::: DATA FOR REVIEW
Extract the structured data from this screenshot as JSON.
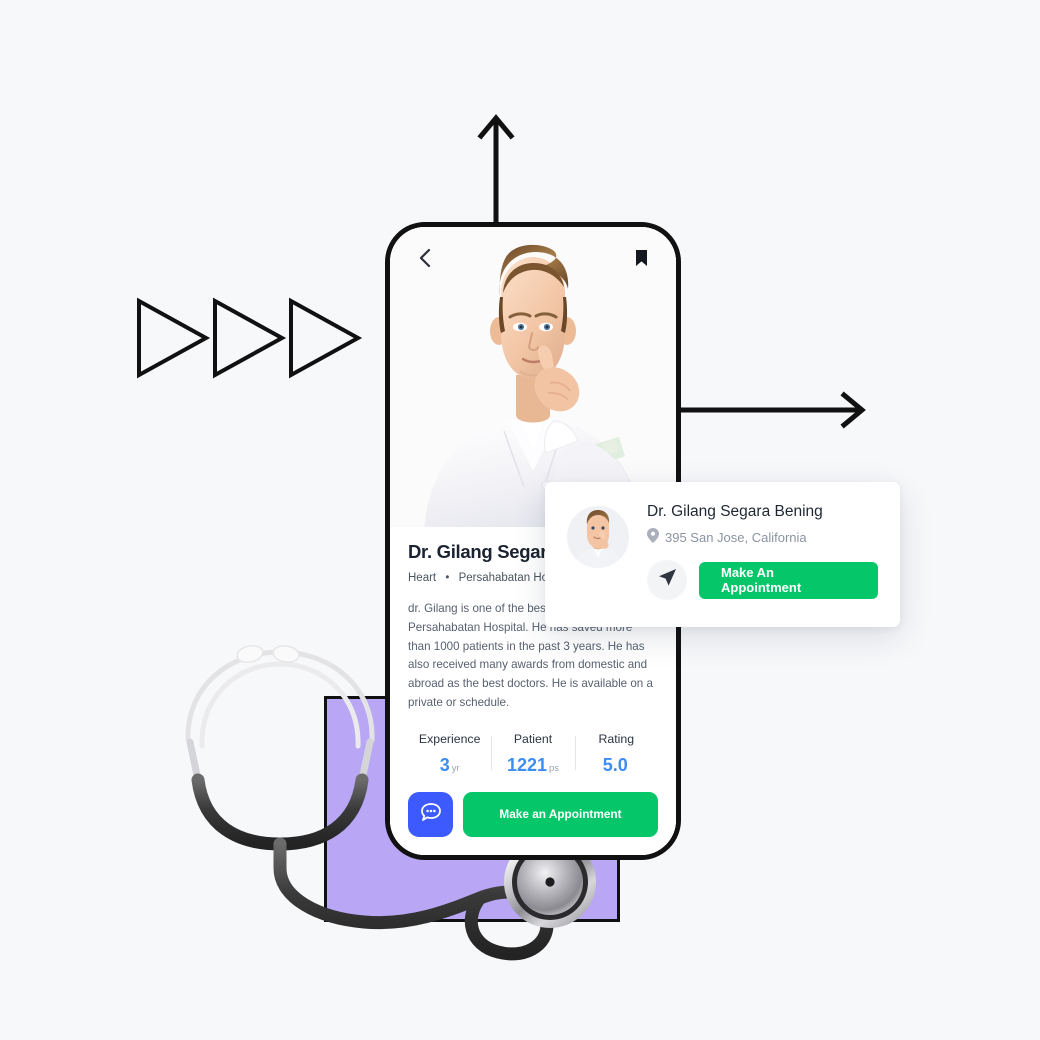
{
  "scene": {
    "background_color": "#f7f8fa",
    "accent_green": "#05c76a",
    "accent_blue": "#3d5afe",
    "stat_blue": "#3d8ef0",
    "purple_block": "#b9a6f4",
    "outline_color": "#111111"
  },
  "decorations": {
    "triangles_label": "play-triangles",
    "arrow_up_label": "up-arrow",
    "arrow_right_label": "right-arrow",
    "purple_block_label": "purple-block",
    "stethoscope_label": "stethoscope"
  },
  "phone": {
    "topbar": {
      "back_icon": "chevron-left-icon",
      "bookmark_icon": "bookmark-icon"
    },
    "hero": {
      "photo_alt": "doctor-portrait"
    },
    "doctor": {
      "name": "Dr. Gilang Segara Bening",
      "specialty": "Heart",
      "separator": "•",
      "hospital": "Persahabatan Hospital",
      "bio": "dr. Gilang is one of the best doctors at Persahabatan Hospital. He has saved more than 1000 patients in the past 3 years. He has also received many awards from domestic and abroad as the best doctors. He is available on a private or schedule."
    },
    "stats": [
      {
        "label": "Experience",
        "value": "3",
        "unit": "yr"
      },
      {
        "label": "Patient",
        "value": "1221",
        "unit": "ps"
      },
      {
        "label": "Rating",
        "value": "5.0",
        "unit": ""
      }
    ],
    "actions": {
      "chat_icon": "chat-bubble-icon",
      "appointment_label": "Make an Appointment"
    }
  },
  "floating_card": {
    "avatar_alt": "doctor-avatar",
    "name": "Dr. Gilang Segara Bening",
    "location_icon": "map-pin-icon",
    "location": "395 San Jose, California",
    "send_icon": "send-icon",
    "appointment_label": "Make An Appointment"
  }
}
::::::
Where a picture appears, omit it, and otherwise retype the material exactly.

§ **RESPONSE BELOW**
Extract the structured data from this screenshot as JSON.
{
  "scene": {
    "background_color": "#f7f8fa",
    "accent_green": "#05c76a",
    "accent_blue": "#3d5afe",
    "stat_blue": "#3d8ef0",
    "purple_block": "#b9a6f4",
    "outline_color": "#111111"
  },
  "decorations": {
    "triangles_label": "play-triangles",
    "arrow_up_label": "up-arrow",
    "arrow_right_label": "right-arrow",
    "purple_block_label": "purple-block",
    "stethoscope_label": "stethoscope"
  },
  "phone": {
    "topbar": {
      "back_icon": "chevron-left-icon",
      "bookmark_icon": "bookmark-icon"
    },
    "hero": {
      "photo_alt": "doctor-portrait"
    },
    "doctor": {
      "name": "Dr. Gilang Segara Bening",
      "specialty": "Heart",
      "separator": "•",
      "hospital": "Persahabatan Hospital",
      "bio": "dr. Gilang is one of the best doctors at Persahabatan Hospital. He has saved more than 1000 patients in the past 3 years. He has also received many awards from domestic and abroad as the best doctors. He is available on a private or schedule."
    },
    "stats": [
      {
        "label": "Experience",
        "value": "3",
        "unit": "yr"
      },
      {
        "label": "Patient",
        "value": "1221",
        "unit": "ps"
      },
      {
        "label": "Rating",
        "value": "5.0",
        "unit": ""
      }
    ],
    "actions": {
      "chat_icon": "chat-bubble-icon",
      "appointment_label": "Make an Appointment"
    }
  },
  "floating_card": {
    "avatar_alt": "doctor-avatar",
    "name": "Dr. Gilang Segara Bening",
    "location_icon": "map-pin-icon",
    "location": "395 San Jose, California",
    "send_icon": "send-icon",
    "appointment_label": "Make An Appointment"
  }
}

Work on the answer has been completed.